- [TRY IT]: An identical copy of every entry below is the required output.

- [STUDY MATERIAL]:
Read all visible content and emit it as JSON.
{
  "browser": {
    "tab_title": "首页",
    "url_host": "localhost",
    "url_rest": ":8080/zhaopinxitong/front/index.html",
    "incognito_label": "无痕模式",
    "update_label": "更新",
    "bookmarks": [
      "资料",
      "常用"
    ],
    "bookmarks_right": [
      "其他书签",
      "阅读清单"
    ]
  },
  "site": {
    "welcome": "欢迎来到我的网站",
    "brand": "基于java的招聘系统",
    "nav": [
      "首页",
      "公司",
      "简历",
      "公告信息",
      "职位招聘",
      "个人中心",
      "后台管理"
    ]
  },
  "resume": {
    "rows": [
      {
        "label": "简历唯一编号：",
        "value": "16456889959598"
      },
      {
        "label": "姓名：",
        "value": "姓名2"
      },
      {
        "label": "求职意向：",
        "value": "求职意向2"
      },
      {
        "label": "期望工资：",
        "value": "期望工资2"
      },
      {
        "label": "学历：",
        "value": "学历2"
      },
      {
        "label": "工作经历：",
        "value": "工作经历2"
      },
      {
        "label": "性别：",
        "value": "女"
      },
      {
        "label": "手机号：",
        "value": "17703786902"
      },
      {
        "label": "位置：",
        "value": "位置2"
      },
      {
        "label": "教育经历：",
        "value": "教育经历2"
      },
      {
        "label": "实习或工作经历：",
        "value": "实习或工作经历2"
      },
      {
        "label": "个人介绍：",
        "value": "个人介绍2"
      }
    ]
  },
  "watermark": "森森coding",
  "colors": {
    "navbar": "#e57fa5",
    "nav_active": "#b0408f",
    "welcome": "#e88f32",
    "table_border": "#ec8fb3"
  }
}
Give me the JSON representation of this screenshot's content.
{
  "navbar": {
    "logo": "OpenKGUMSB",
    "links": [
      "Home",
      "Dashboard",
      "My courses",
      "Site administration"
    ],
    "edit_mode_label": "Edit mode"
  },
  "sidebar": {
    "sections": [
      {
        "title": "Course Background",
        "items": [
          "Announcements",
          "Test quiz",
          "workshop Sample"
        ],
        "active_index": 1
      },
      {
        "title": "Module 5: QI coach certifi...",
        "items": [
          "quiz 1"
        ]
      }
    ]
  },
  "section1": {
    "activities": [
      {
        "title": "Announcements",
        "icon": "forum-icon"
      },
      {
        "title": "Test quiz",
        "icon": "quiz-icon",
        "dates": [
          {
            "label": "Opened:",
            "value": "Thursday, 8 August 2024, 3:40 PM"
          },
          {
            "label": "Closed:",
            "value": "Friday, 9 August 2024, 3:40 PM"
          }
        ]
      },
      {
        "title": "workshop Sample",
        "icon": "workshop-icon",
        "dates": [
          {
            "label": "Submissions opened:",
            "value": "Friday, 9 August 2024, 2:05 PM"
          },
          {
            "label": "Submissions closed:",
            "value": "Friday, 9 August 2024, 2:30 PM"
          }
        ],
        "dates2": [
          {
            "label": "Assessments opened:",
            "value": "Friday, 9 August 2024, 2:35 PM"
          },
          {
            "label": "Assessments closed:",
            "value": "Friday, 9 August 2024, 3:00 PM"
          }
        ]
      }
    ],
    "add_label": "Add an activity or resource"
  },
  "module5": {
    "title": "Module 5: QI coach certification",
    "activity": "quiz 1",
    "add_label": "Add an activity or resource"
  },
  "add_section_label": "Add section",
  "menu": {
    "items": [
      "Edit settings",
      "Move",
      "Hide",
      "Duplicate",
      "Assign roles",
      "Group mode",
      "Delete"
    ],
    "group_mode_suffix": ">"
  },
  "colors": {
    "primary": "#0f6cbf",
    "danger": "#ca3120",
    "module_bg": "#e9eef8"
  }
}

- [RESPONSE AREA]:
Read all visible content and emit it as JSON.
{
  "browser": {
    "tab_title": "首页",
    "url_host": "localhost",
    "url_rest": ":8080/zhaopinxitong/front/index.html",
    "incognito_label": "无痕模式",
    "update_label": "更新",
    "bookmarks": [
      "资料",
      "常用"
    ],
    "bookmarks_right": [
      "其他书签",
      "阅读清单"
    ]
  },
  "site": {
    "welcome": "欢迎来到我的网站",
    "brand": "基于java的招聘系统",
    "nav": [
      "首页",
      "公司",
      "简历",
      "公告信息",
      "职位招聘",
      "个人中心",
      "后台管理"
    ]
  },
  "resume": {
    "rows": [
      {
        "label": "简历唯一编号：",
        "value": "16456889959598"
      },
      {
        "label": "姓名：",
        "value": "姓名2"
      },
      {
        "label": "求职意向：",
        "value": "求职意向2"
      },
      {
        "label": "期望工资：",
        "value": "期望工资2"
      },
      {
        "label": "学历：",
        "value": "学历2"
      },
      {
        "label": "工作经历：",
        "value": "工作经历2"
      },
      {
        "label": "性别：",
        "value": "女"
      },
      {
        "label": "手机号：",
        "value": "17703786902"
      },
      {
        "label": "位置：",
        "value": "位置2"
      },
      {
        "label": "教育经历：",
        "value": "教育经历2"
      },
      {
        "label": "实习或工作经历：",
        "value": "实习或工作经历2"
      },
      {
        "label": "个人介绍：",
        "value": "个人介绍2"
      }
    ]
  },
  "watermark": "森森coding",
  "colors": {
    "navbar": "#e57fa5",
    "nav_active": "#b0408f",
    "welcome": "#e88f32",
    "table_border": "#ec8fb3"
  }
}
Give me the JSON representation of this screenshot's content.
{
  "navbar": {
    "logo": "OpenKGUMSB",
    "links": [
      "Home",
      "Dashboard",
      "My courses",
      "Site administration"
    ],
    "edit_mode_label": "Edit mode"
  },
  "sidebar": {
    "sections": [
      {
        "title": "Course Background",
        "items": [
          "Announcements",
          "Test quiz",
          "workshop Sample"
        ],
        "active_index": 1
      },
      {
        "title": "Module 5: QI coach certifi...",
        "items": [
          "quiz 1"
        ]
      }
    ]
  },
  "section1": {
    "activities": [
      {
        "title": "Announcements",
        "icon": "forum-icon"
      },
      {
        "title": "Test quiz",
        "icon": "quiz-icon",
        "dates": [
          {
            "label": "Opened:",
            "value": "Thursday, 8 August 2024, 3:40 PM"
          },
          {
            "label": "Closed:",
            "value": "Friday, 9 August 2024, 3:40 PM"
          }
        ]
      },
      {
        "title": "workshop Sample",
        "icon": "workshop-icon",
        "dates": [
          {
            "label": "Submissions opened:",
            "value": "Friday, 9 August 2024, 2:05 PM"
          },
          {
            "label": "Submissions closed:",
            "value": "Friday, 9 August 2024, 2:30 PM"
          }
        ],
        "dates2": [
          {
            "label": "Assessments opened:",
            "value": "Friday, 9 August 2024, 2:35 PM"
          },
          {
            "label": "Assessments closed:",
            "value": "Friday, 9 August 2024, 3:00 PM"
          }
        ]
      }
    ],
    "add_label": "Add an activity or resource"
  },
  "module5": {
    "title": "Module 5: QI coach certification",
    "activity": "quiz 1",
    "add_label": "Add an activity or resource"
  },
  "add_section_label": "Add section",
  "menu": {
    "items": [
      "Edit settings",
      "Move",
      "Hide",
      "Duplicate",
      "Assign roles",
      "Group mode",
      "Delete"
    ],
    "group_mode_suffix": ">"
  },
  "colors": {
    "primary": "#0f6cbf",
    "danger": "#ca3120",
    "module_bg": "#e9eef8"
  }
}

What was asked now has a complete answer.